The Trump administration was extensively criticized for the tent metropolis it opened in Tornillo, Texas, on desert land exterior El Paso that held greater than 2,800 youngsters and youngsters in 2019. “However Fort Bliss is far worse in each respect,” Ms. Welch stated, including, “It goes towards all the pieces we all know in regards to the correct care and remedy of traumatized youngsters.”
After the Erie shelter closed, the 10-year-old lady, who stayed within the crowded Border Patrol facility for almost three weeks, was transferred once more, this time to a small emergency shelter in a distant location in Albion, Mich., Ms. Welch stated. The lady and the opposite youngsters within the shelter had been loaded into vans and never given any clarification for why they had been transferring greater than 300 miles away, Ms. Welch stated. She visited the shelter on final week, when there have been 190 youngsters, 12 and below. The ability was almost 70 % full.
The youngsters sleep in bunk beds in a cabin for 14, Ms. Welch stated.

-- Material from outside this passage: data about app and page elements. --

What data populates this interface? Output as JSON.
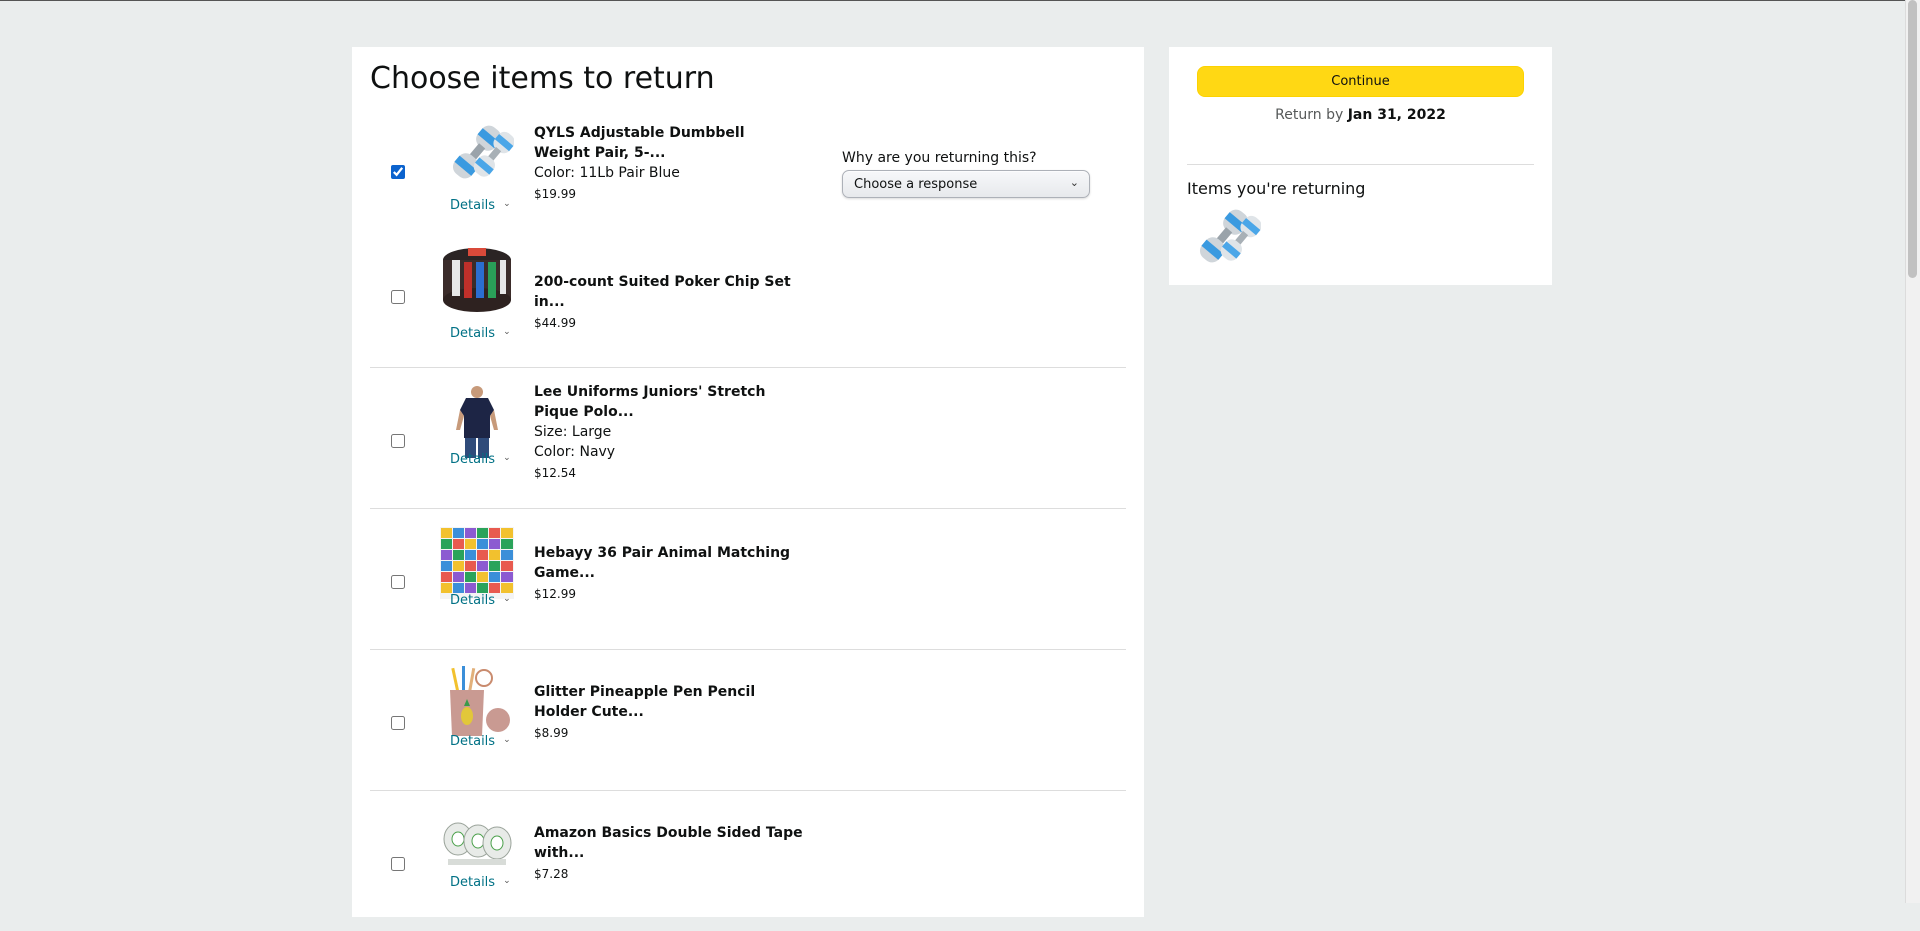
{
  "page": {
    "title": "Choose items to return"
  },
  "items": [
    {
      "title": "QYLS Adjustable Dumbbell Weight Pair, 5-...",
      "attrs": [
        "Color: 11Lb Pair Blue"
      ],
      "price": "$19.99",
      "details": "Details",
      "checked": true,
      "image": "dumbbell-image"
    },
    {
      "title": "200-count Suited Poker Chip Set in...",
      "attrs": [],
      "price": "$44.99",
      "details": "Details",
      "checked": false,
      "image": "poker-chip-image"
    },
    {
      "title": "Lee Uniforms Juniors' Stretch Pique Polo...",
      "attrs": [
        "Size: Large",
        "Color: Navy"
      ],
      "price": "$12.54",
      "details": "Details",
      "checked": false,
      "image": "polo-shirt-image"
    },
    {
      "title": "Hebayy 36 Pair Animal Matching Game...",
      "attrs": [],
      "price": "$12.99",
      "details": "Details",
      "checked": false,
      "image": "matching-game-image"
    },
    {
      "title": "Glitter Pineapple Pen Pencil Holder Cute...",
      "attrs": [],
      "price": "$8.99",
      "details": "Details",
      "checked": false,
      "image": "pencil-holder-image"
    },
    {
      "title": "Amazon Basics Double Sided Tape with...",
      "attrs": [],
      "price": "$7.28",
      "details": "Details",
      "checked": false,
      "image": "tape-image"
    }
  ],
  "reason": {
    "label": "Why are you returning this?",
    "selected": "Choose a response"
  },
  "summary": {
    "continue_label": "Continue",
    "return_by_prefix": "Return by",
    "return_by_date": "Jan 31, 2022",
    "returning_title": "Items you're returning"
  },
  "colors": {
    "accent_button": "#ffd814",
    "link": "#007185",
    "background": "#eaeded"
  },
  "icons": {
    "details_chevron": "chevron-down-icon",
    "select_arrow": "chevron-down-icon"
  }
}
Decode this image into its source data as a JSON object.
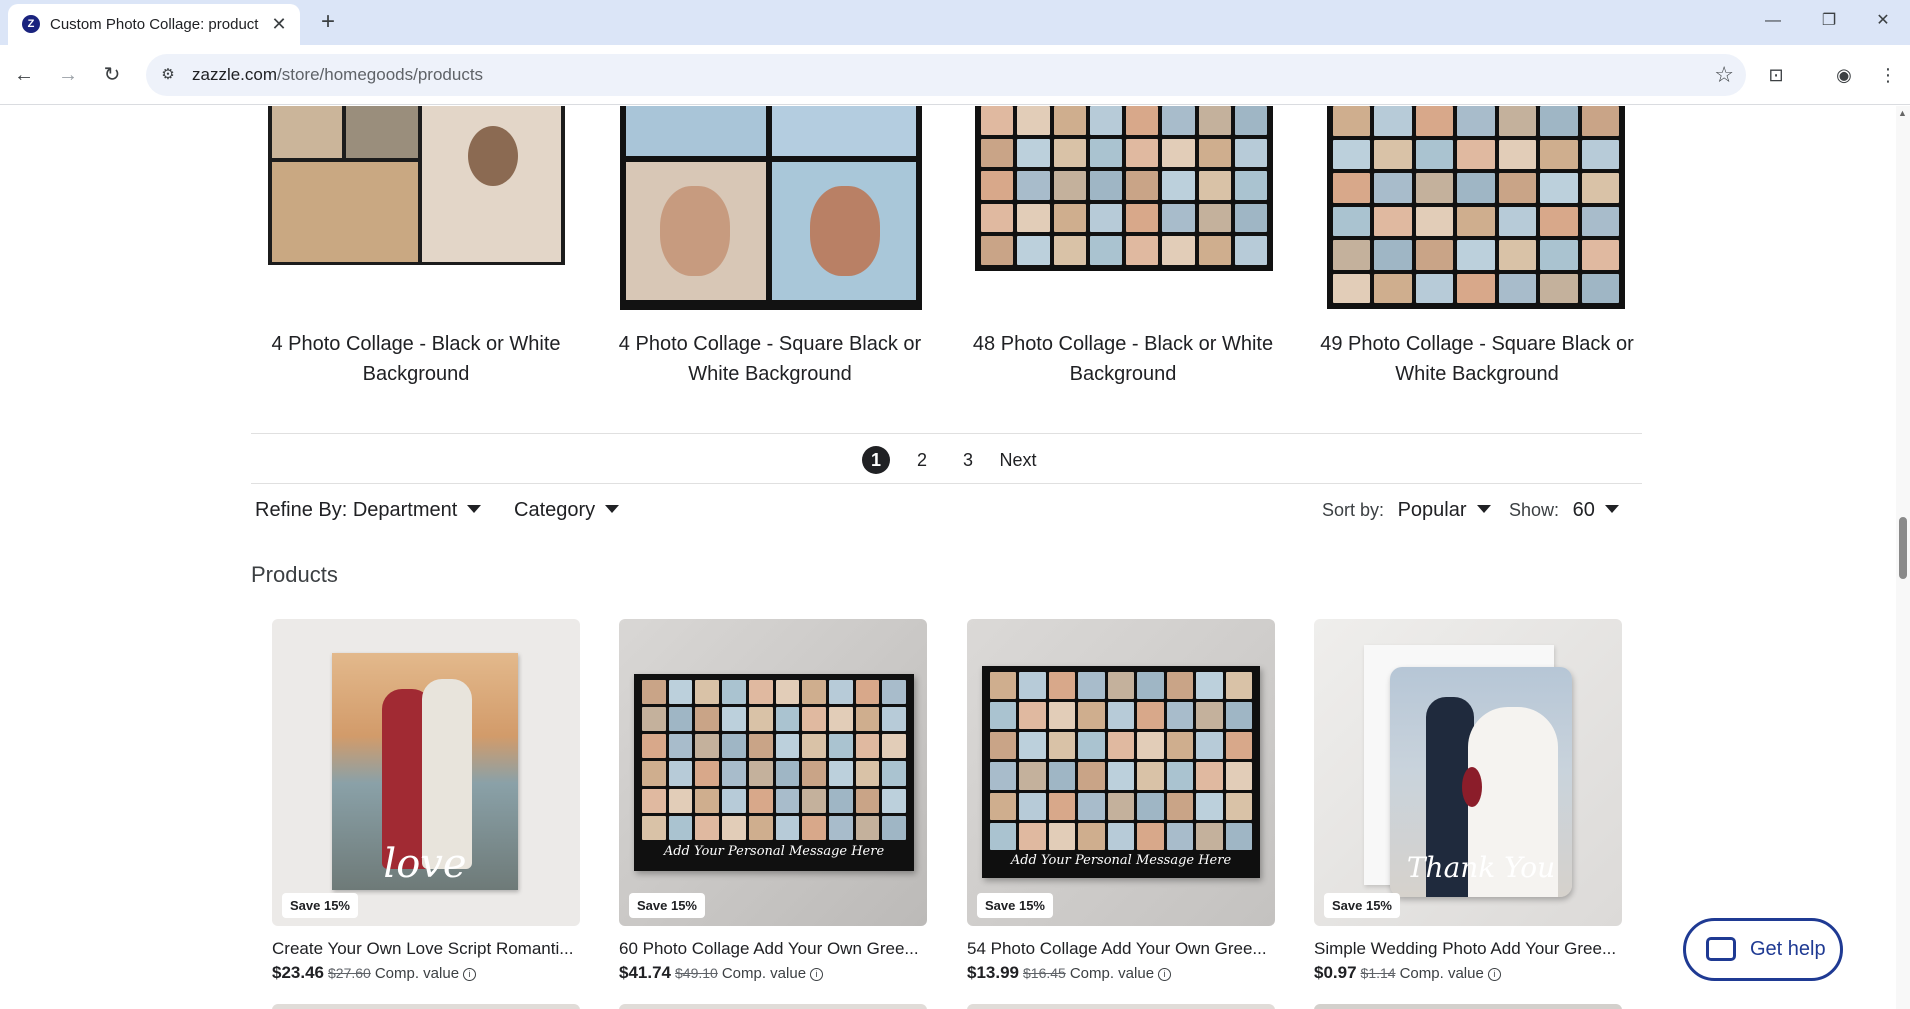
{
  "browser": {
    "tab_title": "Custom Photo Collage: product",
    "favicon_letter": "Z",
    "url_host": "zazzle.com",
    "url_path": "/store/homegoods/products"
  },
  "top_products": [
    {
      "title": "4 Photo Collage - Black or White Background"
    },
    {
      "title": "4 Photo Collage - Square Black or White Background"
    },
    {
      "title": "48 Photo Collage - Black or White Background"
    },
    {
      "title": "49 Photo Collage - Square Black or White Background"
    }
  ],
  "pagination": {
    "pages": [
      "1",
      "2",
      "3"
    ],
    "active": "1",
    "next_label": "Next"
  },
  "filters": {
    "refine_label": "Refine By: Department",
    "category_label": "Category",
    "sort_label": "Sort by:",
    "sort_value": "Popular",
    "show_label": "Show:",
    "show_value": "60"
  },
  "section_title": "Products",
  "products": [
    {
      "title": "Create Your Own Love Script Romanti...",
      "badge": "Save 15%",
      "price": "$23.46",
      "original_price": "$27.60",
      "comp_label": "Comp. value",
      "overlay_text": "love"
    },
    {
      "title": "60 Photo Collage Add Your Own Gree...",
      "badge": "Save 15%",
      "price": "$41.74",
      "original_price": "$49.10",
      "comp_label": "Comp. value",
      "overlay_text": "Add Your Personal Message Here"
    },
    {
      "title": "54 Photo Collage Add Your Own Gree...",
      "badge": "Save 15%",
      "price": "$13.99",
      "original_price": "$16.45",
      "comp_label": "Comp. value",
      "overlay_text": "Add Your Personal Message Here"
    },
    {
      "title": "Simple Wedding Photo Add Your Gree...",
      "badge": "Save 15%",
      "price": "$0.97",
      "original_price": "$1.14",
      "comp_label": "Comp. value",
      "overlay_text": "Thank You"
    }
  ],
  "help_button": {
    "label": "Get help"
  },
  "icons": {
    "back": "arrow-left-icon",
    "forward": "arrow-right-icon",
    "reload": "reload-icon",
    "site_info": "tune-icon",
    "bookmark": "star-icon",
    "chat": "chat-bubble-icon"
  },
  "colors": {
    "tab_strip": "#dbe5f7",
    "help_accent": "#1f3a93",
    "text": "#202124"
  }
}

There’s a dwelling space, a small kitchen and an area to play video games, like Join 4.
“They’re not being mistreated,” Ms. Welch stated. “However a number of the youngsters are actually unhappy as a result of they wish to be with their households, and so they don’t perceive why it’s taking so lengthy.”
Mr. Becerra stated he blamed the immigration system for the scenario.
“If we’re going to must operate with this damaged immigration system, let’s not less than do it proper, let’s do what we will,” he stated.
“I don’t know what their final destiny can be,” he added. “However I do know this — that whereas they’re in my custody, they’ll be protected, and so they’re going to be cared for.”
Zolan Kanno-Youngs contributed reporting.